The grab for cash in major college football has resulted in the makeover of several big-time athletic conferences. Football powers are jockeying to be in the best position to compete for the national championship and make millions of extra dollars for their schools.
But the breakup of the high school athletic conference that blanketed Eastern Washington -- the Columbia Basin Big 9 -- was driven by a desire to save money.
It was decided last week, after negotiations went nowhere, for the Walla Walla High School and the seven Tri-Cities' high schools -- Pasco, Chiawana, Kennewick Kamiakan, Southridge, Richland and Hanford -- would break away from the 4A/3A Big 9 to form their own league.
This will leave the Big 9, which had 15 members, with six member schools -- Davis and Eisenhower from Yakima, Eastmont (East Wenatchee), Wenatchee, Sunnyside and Moses Lake. (The Sunnyside School Board on Thursday voted 3-2 to remain with the Big 9. West Valley, which is just outside of Yakima, has opted to drop down to 2A and join another conference.)
It is unfortunate that an acceptable deal couldn't be worked out that would serve the best interests of all 15 schools.
But, in the end, overcoming the geography was too much.
Wa-Hi and the seven public high schools in the Tri-Cities saw finding a way to significantly reduce travel as the top priority. The long trips from Walla Walla to Wenatchee several times during each season was chewing up the athletic budgets. The 130 miles to Yakima also took a toll.
Not all that long ago high school sports were somewhat insulated from budget cuts. No more.
State government has been pinched for the last few years as tax collections have not kept pace with expenses. As a result, the funding from the state for local school districts has remained stagnant. The budget belt has been tightened for everything, including sports.
It just makes sense to reduce travel. Scheduling more games between the schools in Pasco, Kennewick and Richland is a no-brainer.
It is understandable the schools in Yakima, Sunnyside, Moses Lake and Wenatchee would resist such a plan. They didn't see the benefit of going to two divisions.
In the end, this move will benefit Wa-Hi.
The rivalries between Wa-Hi and some the schools -- Richland, for example -- are already strong. Those rivalries will grow stronger and new rivalries will emerge as Wa-Hi faces the Tri-Cities' schools more often.
The costs of running Wa-Hi athletic programs will be reduced.
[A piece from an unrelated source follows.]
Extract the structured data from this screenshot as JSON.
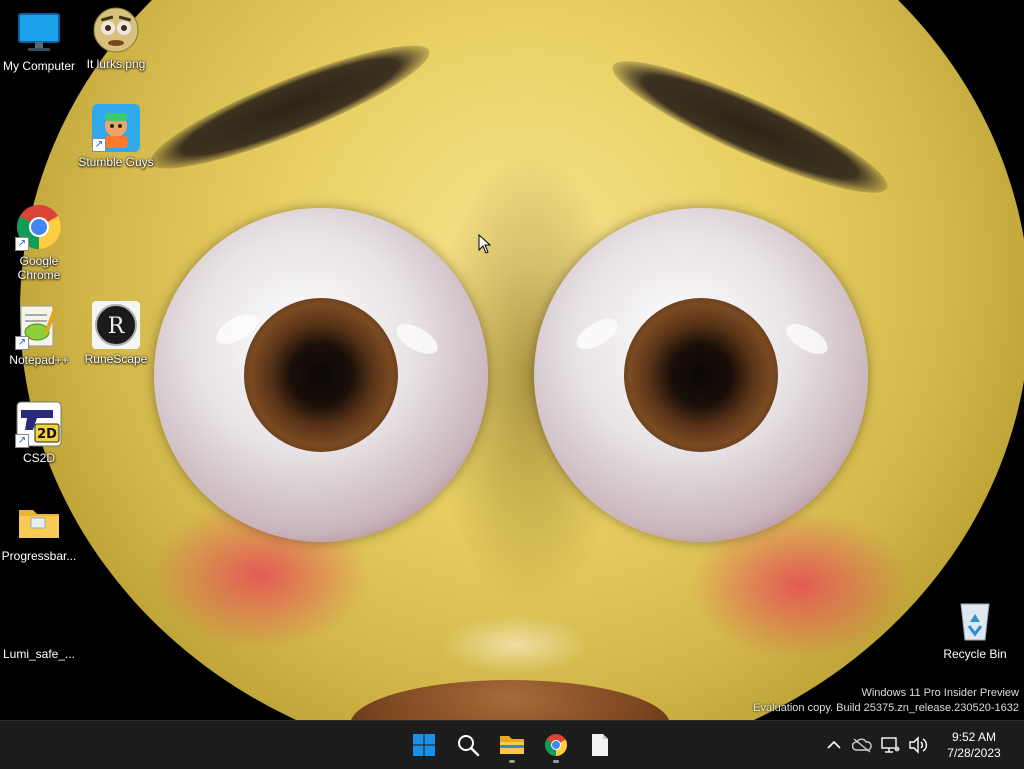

Students (as well as their parents) won't have to endure as many long road trips. Student athletes will miss less class time.
Walla Walla and the Tri-Cities going off on their own was the wise choice to make.